by helen anne richards
Rick Luce, vice provost and director of the university libraries, asks a single question about the future of the libraries, “How do we transform Emory’s libraries into a 21st-century conceptualization of what a library is?”
At first glance, the answers seem to be unrelated — special collections, digital services and focusing on customers.
But Steve Enniss, director of Emory’s Manuscript, Archives, and Rare Book Library, says that special collections are increasingly what differentiate one library from another, and digital access is a means of leveraging a university’s rare and unique resources for the widest possible impact.
“When you begin to digitize your library, what do you choose but your special collections?” Enniss asked. “Emory is a relatively young institution. We’re building collections today that will support teaching and research for generations.”
Enniss made the comment while holding one of Salman Rushdie’s leather-bound journals, part of a recent acquisition of Rushdie’s papers. Emory’s ability to acquire the Rushdie archive was predicated on the University’s reputation for building distinctive special collections in modern literature, African American history and culture, and in Southern history.

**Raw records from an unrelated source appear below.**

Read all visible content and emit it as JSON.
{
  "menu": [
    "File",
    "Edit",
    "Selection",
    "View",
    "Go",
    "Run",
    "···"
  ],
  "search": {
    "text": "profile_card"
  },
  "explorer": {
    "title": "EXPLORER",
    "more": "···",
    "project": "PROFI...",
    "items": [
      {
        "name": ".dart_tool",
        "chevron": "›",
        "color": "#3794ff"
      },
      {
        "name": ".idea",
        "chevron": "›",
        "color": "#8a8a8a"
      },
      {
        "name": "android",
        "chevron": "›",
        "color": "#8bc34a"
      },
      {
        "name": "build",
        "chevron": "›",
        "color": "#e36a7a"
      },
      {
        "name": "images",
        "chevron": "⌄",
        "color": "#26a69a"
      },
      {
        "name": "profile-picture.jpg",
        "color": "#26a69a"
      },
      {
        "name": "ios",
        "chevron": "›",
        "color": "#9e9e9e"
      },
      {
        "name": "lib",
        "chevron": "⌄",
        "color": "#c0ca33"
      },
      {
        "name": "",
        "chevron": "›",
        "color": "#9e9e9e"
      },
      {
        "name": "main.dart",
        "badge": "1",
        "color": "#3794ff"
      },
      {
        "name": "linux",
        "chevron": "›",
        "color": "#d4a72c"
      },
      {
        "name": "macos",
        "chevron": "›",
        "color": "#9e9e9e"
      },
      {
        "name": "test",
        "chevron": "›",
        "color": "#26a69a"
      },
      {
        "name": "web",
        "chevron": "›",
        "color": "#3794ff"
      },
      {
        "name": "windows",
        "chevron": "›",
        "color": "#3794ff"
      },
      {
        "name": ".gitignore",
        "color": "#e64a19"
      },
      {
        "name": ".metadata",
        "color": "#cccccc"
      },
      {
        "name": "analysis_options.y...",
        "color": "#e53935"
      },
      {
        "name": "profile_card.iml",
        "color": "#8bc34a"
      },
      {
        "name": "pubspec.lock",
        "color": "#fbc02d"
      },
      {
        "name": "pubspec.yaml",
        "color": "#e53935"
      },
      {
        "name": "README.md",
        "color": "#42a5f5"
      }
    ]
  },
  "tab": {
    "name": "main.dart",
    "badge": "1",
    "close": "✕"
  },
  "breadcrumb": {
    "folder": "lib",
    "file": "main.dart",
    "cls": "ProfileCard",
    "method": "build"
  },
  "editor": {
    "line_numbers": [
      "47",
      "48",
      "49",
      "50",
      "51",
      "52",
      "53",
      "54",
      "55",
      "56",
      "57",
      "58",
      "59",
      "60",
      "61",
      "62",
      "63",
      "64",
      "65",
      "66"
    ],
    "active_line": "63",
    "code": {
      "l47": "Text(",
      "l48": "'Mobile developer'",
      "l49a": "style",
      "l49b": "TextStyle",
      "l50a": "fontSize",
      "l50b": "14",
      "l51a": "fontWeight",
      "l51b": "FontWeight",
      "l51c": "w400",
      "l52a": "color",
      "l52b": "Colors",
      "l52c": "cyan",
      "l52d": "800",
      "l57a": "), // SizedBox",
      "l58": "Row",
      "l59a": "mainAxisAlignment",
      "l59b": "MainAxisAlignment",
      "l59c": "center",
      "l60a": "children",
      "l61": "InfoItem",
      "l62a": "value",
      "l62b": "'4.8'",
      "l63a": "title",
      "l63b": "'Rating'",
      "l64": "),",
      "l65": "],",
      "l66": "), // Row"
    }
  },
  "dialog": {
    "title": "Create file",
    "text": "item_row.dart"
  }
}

The Rushdie archive contains nearly 100 linear feet of Rushdie’s personal and literary papers, as well as four of his computers. Library staff are working to recover and preserve old e-mails and other electronic data from these computers, as well as conserve handwritten materials like the journals.
“We’ve had a radical shift in thinking about what special collections are,” Enniss said. “They are increasingly places of innovation in the digital arena. They’re here for students to cut their teeth on original research and to support scholarly research that simply could not be done elsewhere.”

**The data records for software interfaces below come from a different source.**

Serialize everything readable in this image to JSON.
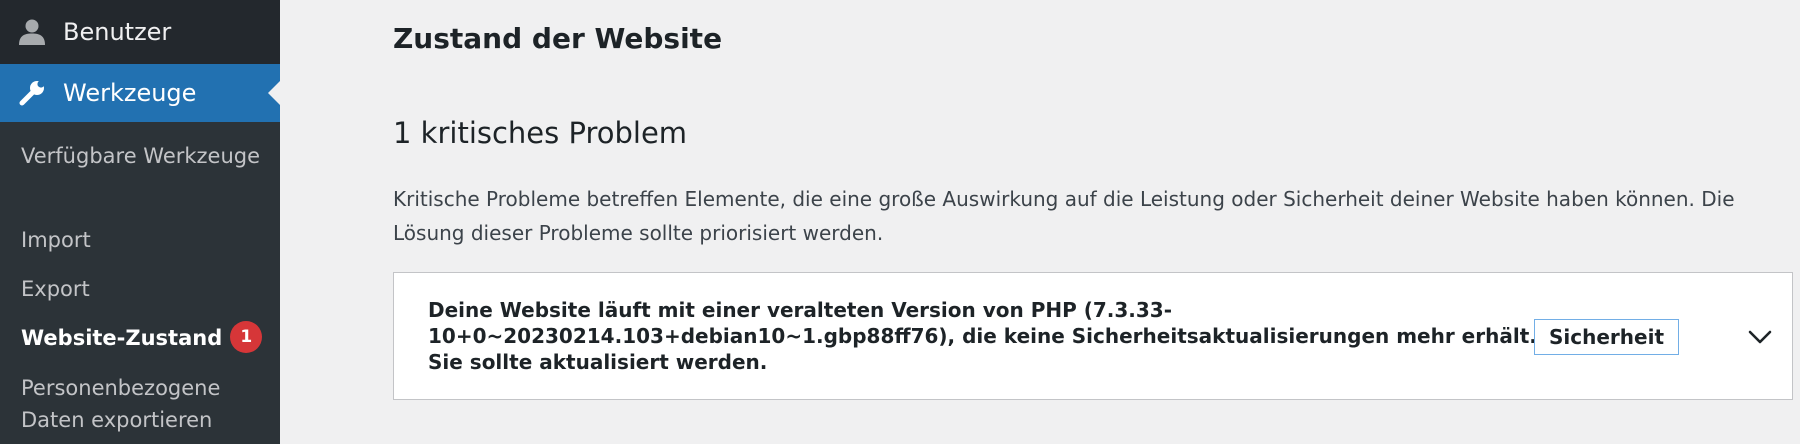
{
  "sidebar": {
    "menu": [
      {
        "label": "Benutzer",
        "icon": "user-icon"
      },
      {
        "label": "Werkzeuge",
        "icon": "wrench-icon"
      }
    ],
    "submenu": [
      {
        "label": "Verfügbare Werkzeuge"
      },
      {
        "label": "Import"
      },
      {
        "label": "Export"
      },
      {
        "label": "Website-Zustand",
        "badge": "1"
      },
      {
        "label": "Personenbezogene Daten exportieren"
      }
    ]
  },
  "main": {
    "page_title": "Zustand der Website",
    "section_heading": "1 kritisches Problem",
    "section_description": "Kritische Probleme betreffen Elemente, die eine große Auswirkung auf die Leistung oder Sicherheit deiner Website haben können. Die Lösung dieser Probleme sollte priorisiert werden.",
    "issue": {
      "text": "Deine Website läuft mit einer veralteten Version von PHP (7.3.33-10+0~20230214.103+debian10~1.gbp88ff76), die keine Sicherheitsaktualisierungen mehr erhält. Sie sollte aktualisiert werden.",
      "tag": "Sicherheit",
      "toggle_icon": "chevron-down-icon"
    }
  },
  "colors": {
    "sidebar_bg": "#2c3338",
    "active_menu": "#2271b1",
    "badge": "#d63638",
    "page_bg": "#f0f0f1",
    "tag_border": "#72aee6"
  }
}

In order to do that, he said, the university needs more space to house Emory’s growing special collections. It also needs smart classrooms where students can be introduced to electronic tools for archival research and examine original documents not held elsewhere. Planning for a state-of-the-art building currently is under way.
Digital materials, however, are not confined to special collections at Emory. Martin Halbert, director of digital programs and systems at Woodruff Library, and his staff are building online projects on a wide variety of topics. One of the most extensive projects will provide detailed information about the trans-Atlantic slave trade.

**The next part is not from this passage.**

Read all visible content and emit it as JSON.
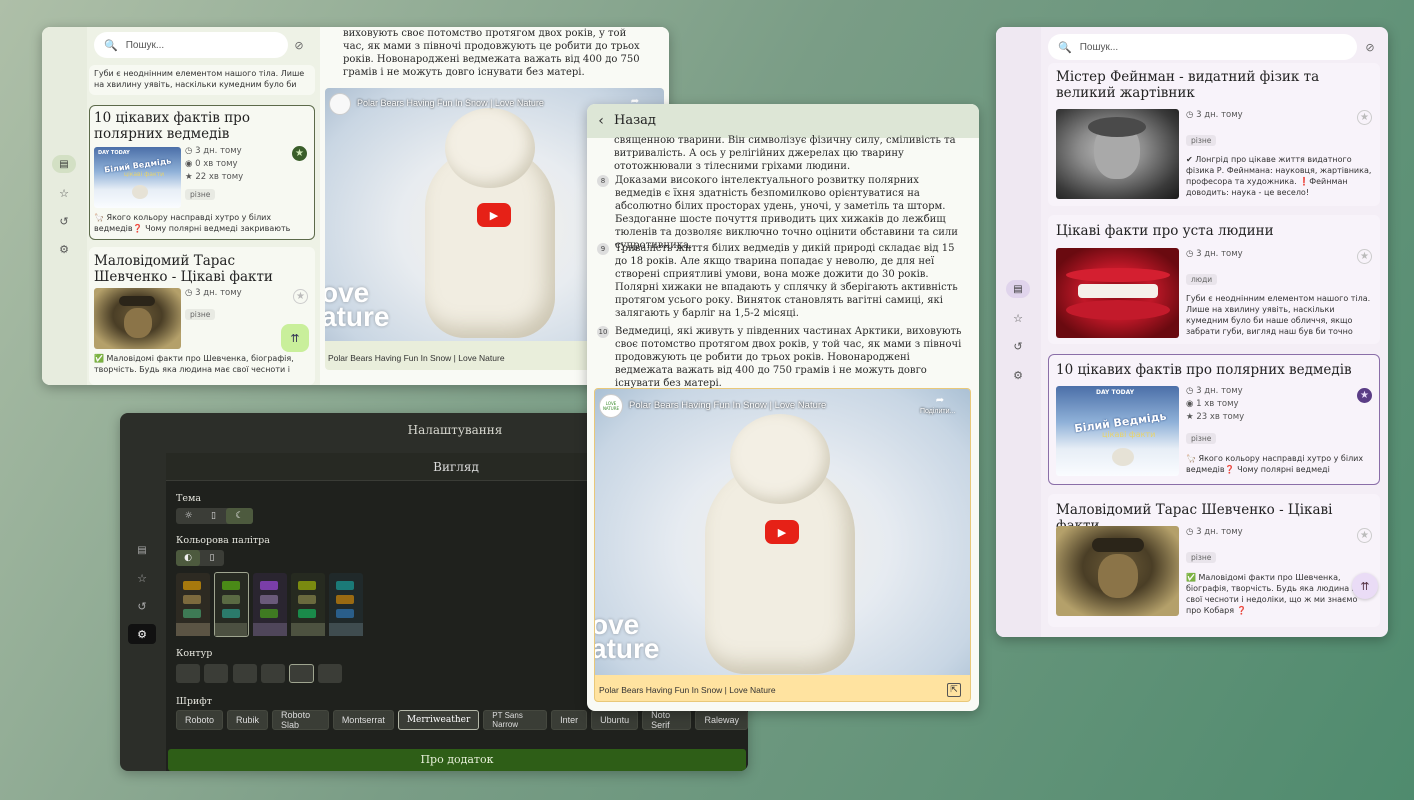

“Emory is uniquely situated to show what is possible in digital scholarship,” Halbert said. “We are creating a model for scholars, technologists and librarians.”
The Trans-Atlantic Slave Trade Database project began with a static, but important, collection of information on a CD-ROM. Created in 1999, the disk was expensive and not readily available.
The online project will transfer the original database from the CD to a Web site, and will add information about 8,000 additional voyages to the 27,000 originally catalogued on the disk, will enhance 9,000 other listings and will make the information available for free in a two-tier system for scholars, students and the general public. The data will be updated any time it’s required.
As Emory’s special collections and digital projects move forward, Luce and his staff are also building a customer-centered library. They plan to establish a library branch to house and create e-collections, digitized volumes and digitized special collections, and to create robust digital services. He expects to redesign physical spaces in the libraries to support new methods of instruction and research, and to upgrade the science and business libraries to meet future needs.